During walker-assisted gait, an IH holder decreased the excessive movement and muscular use of the wrist joints compared to an SH holder. In addition, an IH holder presented in this study decreased the burden on the wrist joint of the walker users without any overall structural changes in the walkers, which is likely to decrease the occurrence of musculoskeletal diseases on the wrist and elbow joints during walker-assisted gait.

Conflict of interest

There are no conflicts of interest to declare.

Financial disclosure



1. Joyce BM, Kirby RL.: Canes, crutches and walkers. Am Fam Physician, 1991, 43: 535–542. [PubMed]
2. Goodpaster BH, Park SW, Harris TB, et al. : The loss of skeletal muscle strength, mass, and quality in older adults: the health, aging and body composition study. J Gerontol A Biol Sci Med Sci, 2006, 61: 1059–1064. [PubMed]
3. Burnfield JM, Few CD, Mohamed OS, et al. : The influence of walking speed and footwear on plantar pressures in older adults. Clin Biomech (Bristol, Avon), 2004, 19: 78–84. [PubMed]
4. Koh ES, Williams AJ, Povlsen B.: Upper-limb pain in long-term poliomyelitis. QJM, 2002, 95: 389–395. [PubMed]
5. Haque S, Khan AA.: Effects of ulnar deviation of the wrist combined with flexion/extension on the maximum voluntary contraction of grip. J Hum Ergol (Tokyo), 2009, 38: 1–9. [PubMed]
6. Giuliani CA, Gruber-Baldini AL, Park NS, et al. : Physical performance characteristics of assisted living residents and risk for adverse health outcomes. Gerontologist, 2008, 48: 203–212. [PMC free article] [PubMed]
7. Leung CY, Yeh PC.: Vertical force and wrist deviation angle in a sample of elderly people using walkers. Percept Mot Skills, 2013, 116: 223–232. [PubMed]
8. Pachi A, Ji T.: Frequency and velocity of people walking. Struct Eng, 2005, 83: 36–40.
9. Hermens HJ, Freriks B, Disselhorst-Klug C, et al. : Development of recommendations for SEMG sensors and sensor placement procedures. J Electromyogr Kinesiol, 2000, 10: 361–374. [PubMed]
10. Shurr DG, Cook TM.: Prosthetic and orthotics. New York: Appleton and Lange, 1990.
11. Claiborne DK, Reynolds-Lynch K, Powell NJ.: Ergonomics and cumulative trauma disorders: a handbook for occupational therapists. San Diego: Singular Publishing, 1999.
12. Veeger HE, Meershoek LS, van der Woude LH, et al. : Wrist motion in handrim wheelchair propulsion. J Rehabil Res Dev, 1998, 35: 305–313. [PubMed]
13. Lieber RL, Ljung BO, Fridén J.: Sarcomere length in wrist extensor muscles.

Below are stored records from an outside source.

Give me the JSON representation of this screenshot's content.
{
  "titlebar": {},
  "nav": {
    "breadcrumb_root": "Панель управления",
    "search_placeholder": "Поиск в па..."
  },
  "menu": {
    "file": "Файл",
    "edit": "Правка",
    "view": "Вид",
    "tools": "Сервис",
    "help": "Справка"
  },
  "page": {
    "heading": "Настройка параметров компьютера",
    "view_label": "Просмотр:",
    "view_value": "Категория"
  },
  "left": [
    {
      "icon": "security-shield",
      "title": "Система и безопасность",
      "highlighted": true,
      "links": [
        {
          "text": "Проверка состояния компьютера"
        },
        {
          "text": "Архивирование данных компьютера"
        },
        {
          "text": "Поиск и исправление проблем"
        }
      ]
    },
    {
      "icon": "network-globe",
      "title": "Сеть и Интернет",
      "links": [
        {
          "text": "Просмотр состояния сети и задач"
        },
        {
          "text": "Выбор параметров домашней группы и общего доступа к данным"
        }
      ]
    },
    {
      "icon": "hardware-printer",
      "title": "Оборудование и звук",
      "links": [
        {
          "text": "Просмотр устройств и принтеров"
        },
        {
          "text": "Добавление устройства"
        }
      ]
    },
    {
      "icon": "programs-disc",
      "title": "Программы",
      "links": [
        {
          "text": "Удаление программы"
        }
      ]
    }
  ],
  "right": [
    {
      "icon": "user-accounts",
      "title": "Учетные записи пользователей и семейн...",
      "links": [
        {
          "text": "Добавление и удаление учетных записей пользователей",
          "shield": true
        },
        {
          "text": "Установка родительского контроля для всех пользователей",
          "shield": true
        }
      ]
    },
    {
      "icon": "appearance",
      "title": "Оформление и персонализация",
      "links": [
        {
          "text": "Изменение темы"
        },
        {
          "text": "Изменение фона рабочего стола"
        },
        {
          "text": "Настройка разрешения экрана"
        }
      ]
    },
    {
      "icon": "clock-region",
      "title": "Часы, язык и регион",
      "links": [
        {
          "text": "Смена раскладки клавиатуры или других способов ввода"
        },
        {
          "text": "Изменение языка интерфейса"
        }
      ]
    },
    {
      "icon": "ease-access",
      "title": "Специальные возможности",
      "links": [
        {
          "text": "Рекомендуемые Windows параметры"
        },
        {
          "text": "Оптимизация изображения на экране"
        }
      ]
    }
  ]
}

Changes may provide insights into the etiology of chronic lateral epicondylitis. Acta Orthop Scand, 1997, 68: 249–254. [PubMed]
14. Sala DA, Leva LM, Kummer FJ, et al. : Crutch handle design: effect on palmar loads during ambulation. Arch Phys Med Rehabil, 1998, 79: 1473–1476. [PubMed]

Articles from Journal of Physical Therapy Science are provided here courtesy of Society of Physical Therapy Science